in the Pérez-Simón Collection
From 25 June to 12 October 2014 (extended closing date)
Firmly rooted in British figurative tradition, the work of Francis Bacon is usually linked to the generically termed School of London, a heterogeneous group of artists — including, apart from Bacon, Lucian Freud, Frank Auerbach, Leon Kossoff and Michael Andrews, all of whom are represented in the museum collection — who have in common their exaltation of individuality, interest in the human figure, a certain expressionism and distaste for academic naturalism.
In the present Portrait of George Dyer in a Mirror of 1968, the only work by Bacon in the Thyssen-Bornemisza collection, the sitter is isolated in an empty space. George Dyer (1934‒1971), an almost illiterate former criminal, who was Bacon’s lover for several years until killing himself with an overdose of drugs in 1971, is seated on a revolving chair opposite his own image reflected in a mirror placed on a strange-looking piece of furniture with a pedestal, a cross between a television set and X-ray machine. The violence and brutality of the image, focused on the distortion of the main figure whose face is contorted by a spasm, as if being subjected to a number of forces from which he cannot break free, is heightened by a circular halo of light from a source located outside the painting. In contrast, the face reflected in the mirror, split into two by a strip of luminous space that appears to be a reflection in the glass, is not distorted as Bacon’s figures usually are; indeed, if the two halves were joined, we would have a fairly naturalistic portrait of Dyer’s face with his craggy profile and hooked nose and an expression that combines desire and death.
Bacon produced highly personal portraits, eliminating all individual physical features and emphasising the unique destiny of each man. The body, as flesh, is the essential element in his portraits, and always holds a double meaning of representation and alienation. The British painter turns his human figures inside out, showing their organs and deforming their faces by means of a distortion that erases their features. With a personal, instinctively created iconography, he sought, in his own words, “to trap a moment of life in its full violence, its full beauty,” and managed to convey the most sordid and frightening aspects of the human being, and therefore in this respect his painting might be considered a somewhat convulsive interpretation of European existentialism. The deformations of the flesh to which Bacon subjects his figures are also related to the violence of Picasso’s most dislocated figures painted in the mid-twentieth century.

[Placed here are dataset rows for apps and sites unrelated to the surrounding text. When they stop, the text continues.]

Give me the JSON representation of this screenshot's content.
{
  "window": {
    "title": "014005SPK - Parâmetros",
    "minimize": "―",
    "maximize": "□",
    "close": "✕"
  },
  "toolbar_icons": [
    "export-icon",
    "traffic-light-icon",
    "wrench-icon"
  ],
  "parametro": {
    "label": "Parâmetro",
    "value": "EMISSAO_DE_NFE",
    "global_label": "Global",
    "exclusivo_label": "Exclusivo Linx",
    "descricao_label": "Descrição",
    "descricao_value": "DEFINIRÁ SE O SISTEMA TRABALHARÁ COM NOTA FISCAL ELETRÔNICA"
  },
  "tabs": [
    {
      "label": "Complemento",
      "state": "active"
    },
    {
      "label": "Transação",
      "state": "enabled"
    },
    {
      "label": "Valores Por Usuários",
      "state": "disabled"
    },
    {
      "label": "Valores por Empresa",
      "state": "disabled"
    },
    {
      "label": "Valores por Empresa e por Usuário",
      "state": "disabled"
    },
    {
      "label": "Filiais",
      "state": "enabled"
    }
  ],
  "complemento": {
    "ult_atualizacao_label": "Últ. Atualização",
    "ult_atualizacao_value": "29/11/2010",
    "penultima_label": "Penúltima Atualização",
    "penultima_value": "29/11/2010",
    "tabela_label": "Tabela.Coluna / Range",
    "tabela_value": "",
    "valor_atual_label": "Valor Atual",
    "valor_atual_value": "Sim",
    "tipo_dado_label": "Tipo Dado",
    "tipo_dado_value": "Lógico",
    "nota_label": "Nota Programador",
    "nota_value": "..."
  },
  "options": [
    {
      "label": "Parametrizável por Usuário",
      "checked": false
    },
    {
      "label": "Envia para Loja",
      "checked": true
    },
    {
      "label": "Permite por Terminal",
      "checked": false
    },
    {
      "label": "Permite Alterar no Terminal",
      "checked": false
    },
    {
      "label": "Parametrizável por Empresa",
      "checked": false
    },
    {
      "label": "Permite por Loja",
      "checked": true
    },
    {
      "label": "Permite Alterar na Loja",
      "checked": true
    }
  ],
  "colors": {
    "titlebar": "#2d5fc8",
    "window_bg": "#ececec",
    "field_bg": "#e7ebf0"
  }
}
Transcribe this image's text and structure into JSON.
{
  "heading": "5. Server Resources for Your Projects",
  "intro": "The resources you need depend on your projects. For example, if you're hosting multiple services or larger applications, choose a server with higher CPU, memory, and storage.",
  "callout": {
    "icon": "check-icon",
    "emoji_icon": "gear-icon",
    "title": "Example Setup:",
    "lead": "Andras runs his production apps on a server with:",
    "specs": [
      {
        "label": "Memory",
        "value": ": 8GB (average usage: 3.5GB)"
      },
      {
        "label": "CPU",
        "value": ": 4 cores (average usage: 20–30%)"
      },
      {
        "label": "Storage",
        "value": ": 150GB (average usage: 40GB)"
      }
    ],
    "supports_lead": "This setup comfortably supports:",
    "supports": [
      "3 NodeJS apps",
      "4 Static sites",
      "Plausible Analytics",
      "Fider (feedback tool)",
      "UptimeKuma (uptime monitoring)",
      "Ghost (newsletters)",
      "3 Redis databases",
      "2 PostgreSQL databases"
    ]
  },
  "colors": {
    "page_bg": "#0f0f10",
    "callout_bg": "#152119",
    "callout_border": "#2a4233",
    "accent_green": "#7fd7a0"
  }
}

The expressionistic technique employed in the present work is a combination of oil applied with a brush and modelled with the fingers. By brutally splashing thick white brushstrokes over the image, Bacon intentionally breaks with technical conventions and takes risks that are intended to cause unsettling effects. These splashes could be a sort of allegory within the painting whose meaning Bacon leaves unexplained, but also suggest an element of fate of which he wishes to remind us:“My ideal,” he once stated, “would really be just to pick up a handful of paint and throw it at the canvas and hope that the portrait was there.” Francis Bacon indeed managed to trap that “instant of life” and succeeded like no other artist in translating the most sordid and frightening aspects of the human being. With his existentialist leanings, Bacon is the painter who has best captured on canvas the alienation of today’s man, his vulnerability.